September 20, 2019
Despite acknowledging the importance of new skills, 45 percent of managers don’t feel confident in their ability to develop the skills employees need today, according to a poll by Gartner. In addition to a lack of confidence, Gartner research also claims that managers lack time to coach their direct reports, with managers spending on average 9 percent of their time on developing their direct reports.The results of the survey have been published to coincide with the Gartner ReimagineHR conference involving more than 500 senior HR managers, which has been taking pace this week in London.
The issues around employee development are particularly problematic in a multigenerational work environment, suggests the study.
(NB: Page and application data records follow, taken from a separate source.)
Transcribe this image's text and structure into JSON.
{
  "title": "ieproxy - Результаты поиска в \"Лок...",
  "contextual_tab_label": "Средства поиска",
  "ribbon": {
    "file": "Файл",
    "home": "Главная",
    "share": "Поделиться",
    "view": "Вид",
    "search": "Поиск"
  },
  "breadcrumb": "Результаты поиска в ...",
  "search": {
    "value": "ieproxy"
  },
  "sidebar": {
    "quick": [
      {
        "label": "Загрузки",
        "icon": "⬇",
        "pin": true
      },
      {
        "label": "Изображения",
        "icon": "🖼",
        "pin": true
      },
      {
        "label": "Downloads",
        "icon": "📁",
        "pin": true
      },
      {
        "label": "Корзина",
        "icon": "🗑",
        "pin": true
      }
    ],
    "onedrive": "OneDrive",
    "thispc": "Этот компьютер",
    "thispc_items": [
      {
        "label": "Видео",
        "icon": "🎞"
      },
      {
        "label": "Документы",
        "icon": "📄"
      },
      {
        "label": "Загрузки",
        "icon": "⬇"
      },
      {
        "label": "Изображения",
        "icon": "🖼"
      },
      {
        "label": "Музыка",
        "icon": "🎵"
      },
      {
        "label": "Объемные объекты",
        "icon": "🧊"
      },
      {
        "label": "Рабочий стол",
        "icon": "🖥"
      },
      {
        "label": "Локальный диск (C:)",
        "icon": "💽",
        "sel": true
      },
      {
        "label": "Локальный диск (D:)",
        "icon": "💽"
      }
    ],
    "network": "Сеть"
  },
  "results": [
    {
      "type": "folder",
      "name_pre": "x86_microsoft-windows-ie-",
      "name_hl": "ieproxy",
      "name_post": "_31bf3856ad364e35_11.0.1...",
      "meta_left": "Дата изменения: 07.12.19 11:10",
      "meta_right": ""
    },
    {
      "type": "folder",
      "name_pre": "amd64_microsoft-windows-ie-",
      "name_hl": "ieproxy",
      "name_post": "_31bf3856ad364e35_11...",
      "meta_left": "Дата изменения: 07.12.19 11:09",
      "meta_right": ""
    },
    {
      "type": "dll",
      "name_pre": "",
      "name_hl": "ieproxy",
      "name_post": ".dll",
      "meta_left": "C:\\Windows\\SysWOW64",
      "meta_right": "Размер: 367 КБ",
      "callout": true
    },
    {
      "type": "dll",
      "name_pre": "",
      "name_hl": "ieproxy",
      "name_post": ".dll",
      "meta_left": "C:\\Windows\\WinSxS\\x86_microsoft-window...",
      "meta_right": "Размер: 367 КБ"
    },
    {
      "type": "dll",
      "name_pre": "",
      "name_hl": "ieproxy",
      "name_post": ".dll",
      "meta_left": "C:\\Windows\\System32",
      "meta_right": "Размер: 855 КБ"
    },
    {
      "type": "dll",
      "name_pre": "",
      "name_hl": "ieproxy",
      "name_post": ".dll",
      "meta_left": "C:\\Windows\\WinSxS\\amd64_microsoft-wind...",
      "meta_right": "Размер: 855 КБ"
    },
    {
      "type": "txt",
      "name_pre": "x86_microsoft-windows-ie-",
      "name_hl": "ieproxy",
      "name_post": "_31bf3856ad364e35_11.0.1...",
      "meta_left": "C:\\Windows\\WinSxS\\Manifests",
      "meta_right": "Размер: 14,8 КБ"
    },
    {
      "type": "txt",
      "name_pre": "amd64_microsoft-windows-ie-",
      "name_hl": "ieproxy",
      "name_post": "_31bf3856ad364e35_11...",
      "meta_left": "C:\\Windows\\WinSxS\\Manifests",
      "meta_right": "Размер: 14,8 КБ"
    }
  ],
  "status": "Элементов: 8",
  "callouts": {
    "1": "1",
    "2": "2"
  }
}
Millennials report wanting feedback 50 percent more often than other employees; the Gartner survey claims that more than 70 percent of HR executives believe that managers should get more involved in coaching employees compared with three years ago.
A skills gap
“Today’s organisations are undergoing a digital transformation that directly impacts how they do business, and they are finding a significant skills gap within their workforces,” said Jaime Roca, senior vice president in the Gartner HR practice. “Our research found that 70 percent of employees have not mastered the skills they need for their jobs today, let alone the skills needed for their future roles.”
70 percent of employees have not mastered the skills they need for their jobs
Organisations that are most successful at developing their employees have focused on cultivating Connector managers, who are able to connect employees to the right people and resources at the right time. In fact, Connector managers boost employee performance by up to 26 percent and more than triple the likelihood that their employees will be high performers.
“Connector managers give targeted coaching and feedback in their areas of expertise, but they recognise that there are skills best taught by people other than themselves,” said Sari Wilde, managing vice president in the Gartner HR practice. “Connectors focus on assessing the skills, needs and interests of their employees and they surface the best opportunities for their employees to acquire experience, skills and capabilities — at the time they are needed.”
According to Gartner, connector managers achieve better performance from their direct reports by making three essential connections:
The employee connection involves all the individual interactions managers have with their employees, including providing direct feedback, coaching and sharing performance expectations. Connector managers anchor their time in active listening and asking questions that build trust and help them understand employee context.
Developing a deep and rich upfront relationship with employees helps managers accurately identify needs, interests and aspirations, and this upfront investment ensures that Connectors provide more targeted development at the right times and on the right skill needs.
Gartner research claims that approximately one-quarter of employees already count on teammates as a primary source of feedback. However, while most employees are willing to share knowledge and discuss strengths with their peers, very few are willing and open to sharing their skill gaps.
Making the team connection relies more on a manager crafting an open environment for skill sharing to occur organically, not the manager’s ability to explicitly match employees for coaching. Connector managers start building this team ecosystem by leveraging the intelligence they gather during the employee connection. Their foundational understanding of what drives and motivates each employee allows them to tailor the broader team environment to match employees’ individual motivators — and create a productive and trusting space.
Connector managers help their employees build bridges across and outside of the enterprise to make the best — not just the most — connections. To do this, managers must give employees visibility into skills across the organisation and help them prepare to extract value from each exchange and reflect on lessons learned after the fact.
While external connections are one good option for best-fit development, in many organisations, it is equally possible to find these sources internally. Ultimately, the organisation connection does not require a large internal or external network. Connectors are resourceful and become “mapmakers” for their employees, helping them determine how and where they can identify “best-fit” connections inside and outside the organisation.
“The role of the manager in coaching and developing people has rightfully become a high priority for organisations today as they navigate an environment of heightened change and complexity,” said Mr. Roca. “Regardless of industry, function or region, Connector managers can increase employee willingness to go above and beyond by up to 38 percent and can improve employee engagement by up to 40 percent.”